A pathway will take you to Middle Village Beach, which is a popular swimming spot. Readmond Township Park offers another public beach; both beaches are just off South Lamkin Road. You’ll find another public beach in Cross Village.
9. Good Hart
Good Hart is halfway between Harbor Springs and Cross Village. The Good Hart General Store that doubles as a post office is a good stop for meals, snacks, and Michigan 119-themed gifts. They are known for their cookies and pot pies. We can confirm that the cookies are a perfect road trip snack!
A Studio Shop is a seasonal gift shop located in a former trading post next to the Good Hart General Store in downtown Good Hart. They offer an eclectic mix of one-of-a-kind gifts.
10. Area Of The Old Council Tree
About 4 miles north of Good Hart, you’ll find the Area of the Old Council Tree. In the late 1700s, beneath a large tree — so big they used it as a navigational tool — tribal chiefs held many meetings.

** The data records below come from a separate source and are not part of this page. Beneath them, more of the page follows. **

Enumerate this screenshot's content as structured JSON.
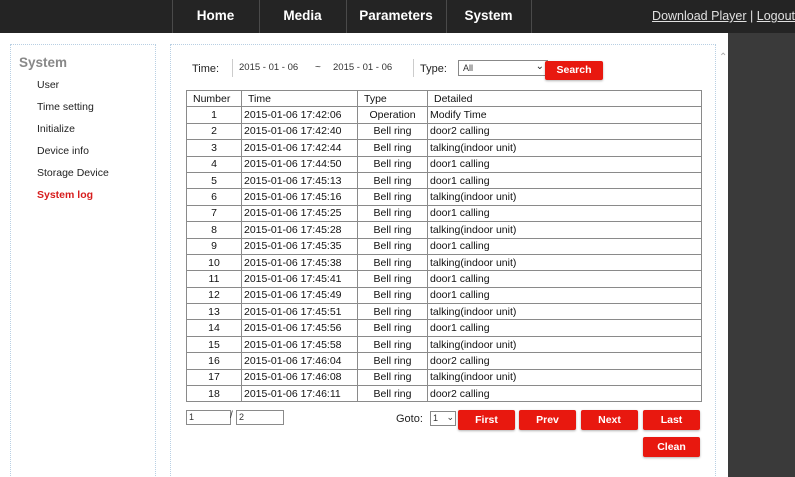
{
  "nav": {
    "items": [
      {
        "label": "Home"
      },
      {
        "label": "Media"
      },
      {
        "label": "Parameters"
      },
      {
        "label": "System"
      }
    ],
    "download_label": "Download Player",
    "separator": "|",
    "logout_label": "Logout"
  },
  "sidebar": {
    "title": "System",
    "items": [
      {
        "label": "User"
      },
      {
        "label": "Time setting"
      },
      {
        "label": "Initialize"
      },
      {
        "label": "Device info"
      },
      {
        "label": "Storage Device"
      },
      {
        "label": "System log"
      }
    ],
    "active_item": "System log"
  },
  "filter": {
    "time_label": "Time:",
    "start_date": "2015 - 01 - 06",
    "range_separator": "~",
    "end_date": "2015 - 01 - 06",
    "type_label": "Type:",
    "type_value": "All",
    "search_label": "Search"
  },
  "table": {
    "headers": [
      "Number",
      "Time",
      "Type",
      "Detailed"
    ],
    "rows": [
      [
        "1",
        "2015-01-06 17:42:06",
        "Operation",
        "Modify Time"
      ],
      [
        "2",
        "2015-01-06 17:42:40",
        "Bell ring",
        "door2 calling"
      ],
      [
        "3",
        "2015-01-06 17:42:44",
        "Bell ring",
        "talking(indoor unit)"
      ],
      [
        "4",
        "2015-01-06 17:44:50",
        "Bell ring",
        "door1 calling"
      ],
      [
        "5",
        "2015-01-06 17:45:13",
        "Bell ring",
        "door1 calling"
      ],
      [
        "6",
        "2015-01-06 17:45:16",
        "Bell ring",
        "talking(indoor unit)"
      ],
      [
        "7",
        "2015-01-06 17:45:25",
        "Bell ring",
        "door1 calling"
      ],
      [
        "8",
        "2015-01-06 17:45:28",
        "Bell ring",
        "talking(indoor unit)"
      ],
      [
        "9",
        "2015-01-06 17:45:35",
        "Bell ring",
        "door1 calling"
      ],
      [
        "10",
        "2015-01-06 17:45:38",
        "Bell ring",
        "talking(indoor unit)"
      ],
      [
        "11",
        "2015-01-06 17:45:41",
        "Bell ring",
        "door1 calling"
      ],
      [
        "12",
        "2015-01-06 17:45:49",
        "Bell ring",
        "door1 calling"
      ],
      [
        "13",
        "2015-01-06 17:45:51",
        "Bell ring",
        "talking(indoor unit)"
      ],
      [
        "14",
        "2015-01-06 17:45:56",
        "Bell ring",
        "door1 calling"
      ],
      [
        "15",
        "2015-01-06 17:45:58",
        "Bell ring",
        "talking(indoor unit)"
      ],
      [
        "16",
        "2015-01-06 17:46:04",
        "Bell ring",
        "door2 calling"
      ],
      [
        "17",
        "2015-01-06 17:46:08",
        "Bell ring",
        "talking(indoor unit)"
      ],
      [
        "18",
        "2015-01-06 17:46:11",
        "Bell ring",
        "door2 calling"
      ]
    ]
  },
  "pagination": {
    "current_page": "1",
    "separator": "/",
    "total_pages": "2",
    "goto_label": "Goto:",
    "goto_value": "1",
    "first_label": "First",
    "prev_label": "Prev",
    "next_label": "Next",
    "last_label": "Last",
    "clean_label": "Clean"
  },
  "icons": {
    "dropdown": "chevron-down-icon",
    "scroll": "scroll-up-icon"
  },
  "colors": {
    "accent": "#e8180f",
    "topbar": "#242424",
    "active_sidebar": "#d71d1d",
    "right_pane": "#3a3a3a"
  }
}
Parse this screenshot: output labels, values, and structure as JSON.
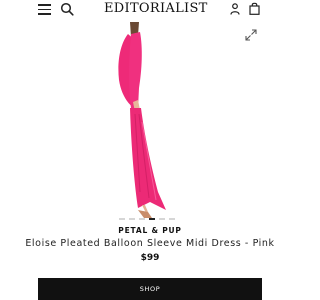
{
  "header": {
    "logo_text": "EDITORIALIST",
    "icons": [
      "menu-icon",
      "search-icon",
      "user-icon",
      "bag-icon"
    ]
  },
  "gallery": {
    "image_description_icon": "expand-icon",
    "dot_count": 6,
    "active_dot": 3
  },
  "product": {
    "brand": "PETAL & PUP",
    "name": "Eloise Pleated Balloon Sleeve Midi Dress - Pink",
    "price": "$99"
  },
  "cta": {
    "shop_label": "SHOP"
  },
  "colors": {
    "dress_pink": "#ee2a78",
    "button_black": "#111111",
    "text_dark": "#222222"
  }
}
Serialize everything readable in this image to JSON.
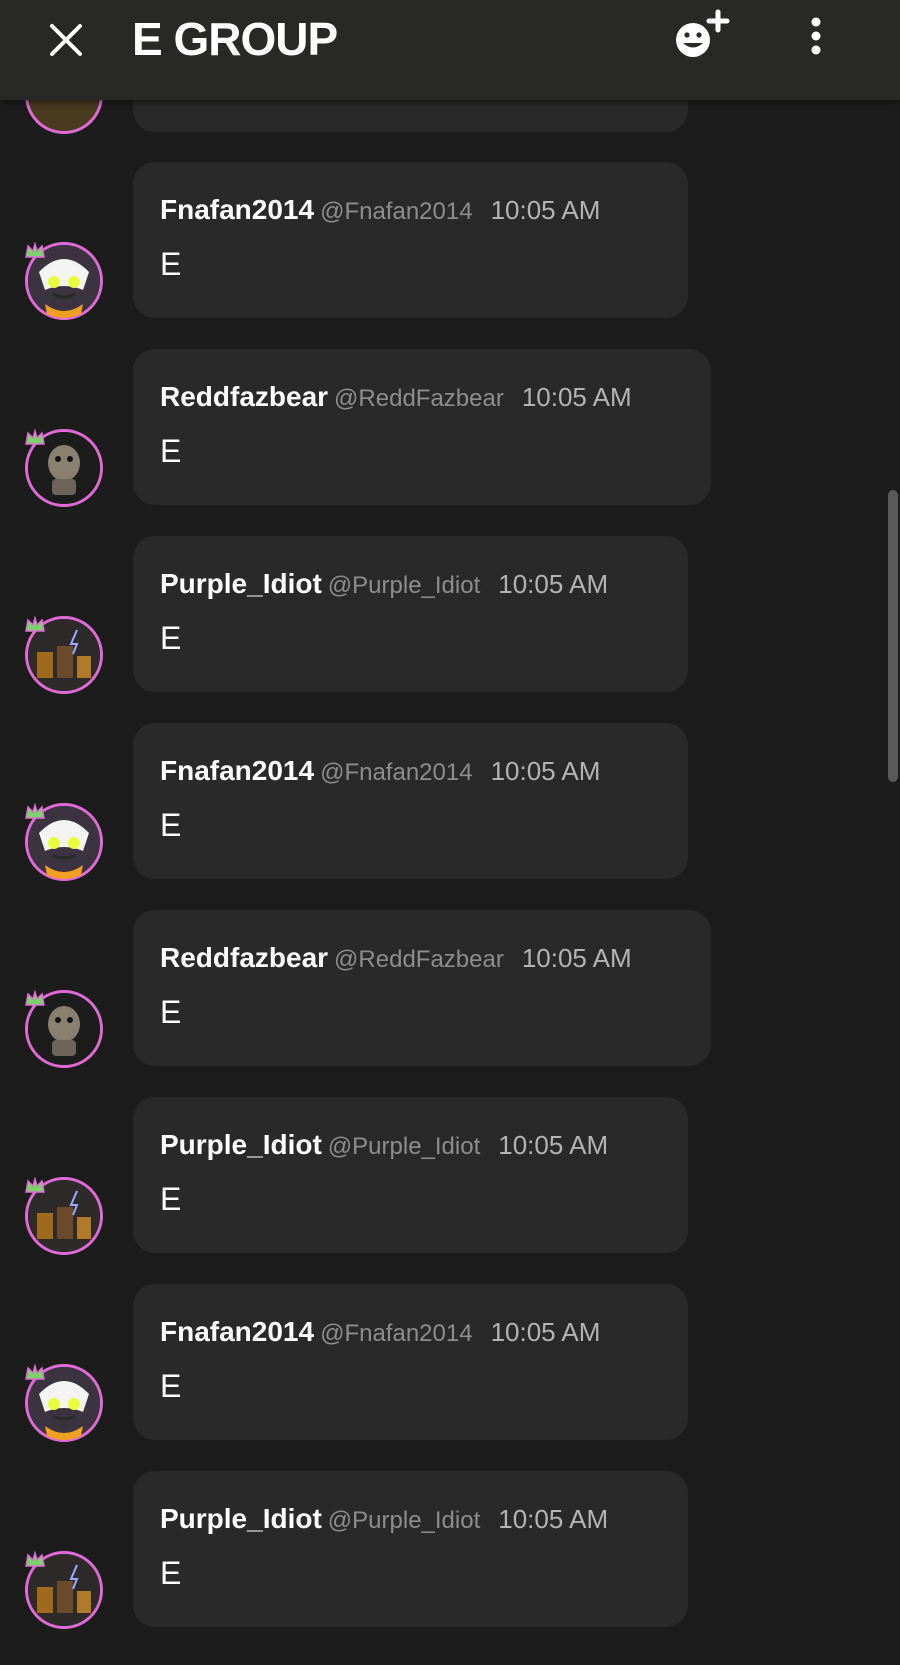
{
  "header": {
    "title": "E GROUP",
    "close_icon": "close-icon",
    "add_member_icon": "add-emoji-plus-icon",
    "more_icon": "more-vertical-icon"
  },
  "colors": {
    "background": "#1d1c1c",
    "header": "#282827",
    "bubble": "#2a2929",
    "avatar_ring": "#e06ad6"
  },
  "messages": [
    {
      "username": "Fnafan2014",
      "handle": "@Fnafan2014",
      "time": "10:05 AM",
      "text": "E"
    },
    {
      "username": "Reddfazbear",
      "handle": "@ReddFazbear",
      "time": "10:05 AM",
      "text": "E"
    },
    {
      "username": "Purple_Idiot",
      "handle": "@Purple_Idiot",
      "time": "10:05 AM",
      "text": "E"
    },
    {
      "username": "Fnafan2014",
      "handle": "@Fnafan2014",
      "time": "10:05 AM",
      "text": "E"
    },
    {
      "username": "Reddfazbear",
      "handle": "@ReddFazbear",
      "time": "10:05 AM",
      "text": "E"
    },
    {
      "username": "Purple_Idiot",
      "handle": "@Purple_Idiot",
      "time": "10:05 AM",
      "text": "E"
    },
    {
      "username": "Fnafan2014",
      "handle": "@Fnafan2014",
      "time": "10:05 AM",
      "text": "E"
    },
    {
      "username": "Purple_Idiot",
      "handle": "@Purple_Idiot",
      "time": "10:05 AM",
      "text": "E"
    }
  ]
}
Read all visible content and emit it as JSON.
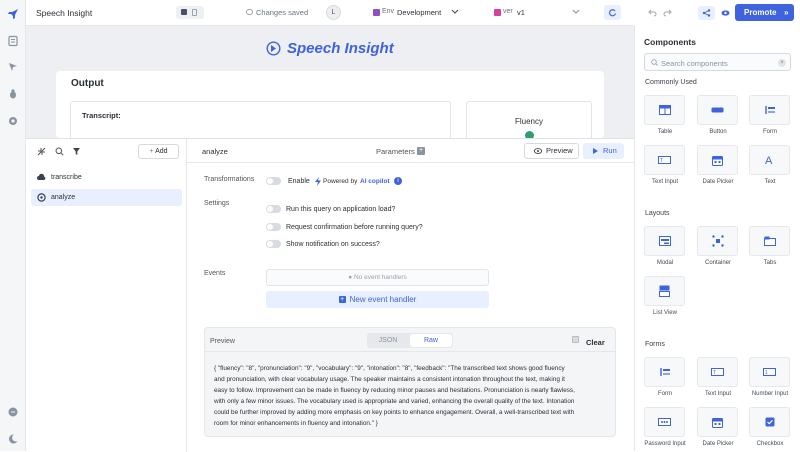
{
  "topbar": {
    "app_name": "Speech Insight",
    "save_status": "Changes saved",
    "avatar_initial": "L",
    "env_label": "Env",
    "env_value": "Development",
    "version_label": "ver",
    "version_value": "v1",
    "promote_label": "Promote"
  },
  "canvas": {
    "app_title": "Speech Insight",
    "output_title": "Output",
    "transcript_label": "Transcript:",
    "fluency_label": "Fluency"
  },
  "query_panel": {
    "add_label": "Add",
    "queries": [
      {
        "label": "transcribe"
      },
      {
        "label": "analyze"
      }
    ],
    "query_name": "analyze",
    "parameters_label": "Parameters",
    "preview_label": "Preview",
    "run_label": "Run",
    "transformations_label": "Transformations",
    "enable_label": "Enable",
    "powered_by": "Powered by",
    "ai_copilot": "AI copilot",
    "settings_label": "Settings",
    "settings": [
      "Run this query on application load?",
      "Request confirmation before running query?",
      "Show notification on success?"
    ],
    "events_label": "Events",
    "no_event_handlers": "No event handlers",
    "new_event_handler": "New event handler",
    "preview_section_label": "Preview",
    "tab_json": "JSON",
    "tab_raw": "Raw",
    "clear_label": "Clear",
    "preview_lines": [
      "{ \"fluency\": \"8\", \"pronunciation\": \"9\", \"vocabulary\": \"9\", \"intonation\": \"8\", \"feedback\": \"The transcribed text shows good fluency",
      "and pronunciation, with clear vocabulary usage. The speaker maintains a consistent intonation throughout the text, making it",
      "easy to follow. Improvement can be made in fluency by reducing minor pauses and hesitations. Pronunciation is nearly flawless,",
      "with only a few minor issues. The vocabulary used is appropriate and varied, enhancing the overall quality of the text. Intonation",
      "could be further improved by adding more emphasis on key points to enhance engagement. Overall, a well-transcribed text with",
      "room for minor enhancements in fluency and intonation.\" }"
    ]
  },
  "components_panel": {
    "title": "Components",
    "search_placeholder": "Search components",
    "commonly_used_label": "Commonly Used",
    "commonly_used": [
      {
        "label": "Table",
        "icon": "table-icon"
      },
      {
        "label": "Button",
        "icon": "button-icon"
      },
      {
        "label": "Form",
        "icon": "form-icon"
      },
      {
        "label": "Text Input",
        "icon": "text-input-icon"
      },
      {
        "label": "Date Picker",
        "icon": "date-picker-icon"
      },
      {
        "label": "Text",
        "icon": "text-icon"
      }
    ],
    "layouts_label": "Layouts",
    "layouts": [
      {
        "label": "Modal",
        "icon": "modal-icon"
      },
      {
        "label": "Container",
        "icon": "container-icon"
      },
      {
        "label": "Tabs",
        "icon": "tabs-icon"
      },
      {
        "label": "List View",
        "icon": "list-view-icon"
      }
    ],
    "forms_label": "Forms",
    "forms": [
      {
        "label": "Form",
        "icon": "form-icon"
      },
      {
        "label": "Text Input",
        "icon": "text-input-icon"
      },
      {
        "label": "Number Input",
        "icon": "number-input-icon"
      },
      {
        "label": "Password Input",
        "icon": "password-input-icon"
      },
      {
        "label": "Date Picker",
        "icon": "date-picker-icon"
      },
      {
        "label": "Checkbox",
        "icon": "checkbox-icon"
      }
    ]
  },
  "colors": {
    "accent": "#3e63dd",
    "env_accent": "#8e4ec6",
    "version_accent": "#d6409f"
  }
}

11. Legs Inn
Legs Inn is a restaurant located at the end of the M-119 Tunnel of Trees in Cross Village. The structure, named for the iron stove legs trimming its roofline, is a Michigan State Historic Site open seasonally from mid-May through mid-October.
Their specialty is authentic Polish cuisine, so you’ll find pierogi, or Polish-style dumplings; kielbasa, or Polish smoked sausage with sauerkraut; and golabki, or cabbage rolls. You’ll also find some local Michigan favorites, like the smoked whitefish spread. Their house specialty is a blend of smoked Great Lakes whitefish, cream cheese, and seasonings served with crackers and bread.
This spot doesn’t accept reservations. We arrived just as they opened for lunch, so we didn’t wait for more than a few minutes. While you may have a wait, browsing the on-site gift shop will make the time pass quickly.
If you prefer to eat outdoors, there is an expansive outdoor dining garden with Lake Michigan views. Your wait could be over an hour, but the time will pass quickly in the charming outdoor waiting area, a large grassy area and garden with Adirondack chairs where you can take a drink from the bar and enjoy the flowers and the panoramic view of Lake Michigan. The space is so calming that you’ll be sorry when your table is ready!
Pro Tip: Weekdays along the Tunnel of Trees are less crowded than weekends. While the drive is short, try to take your time and make stops. If you’re prone to motion sickness, be prepared for the curves and slightly hilly terrain.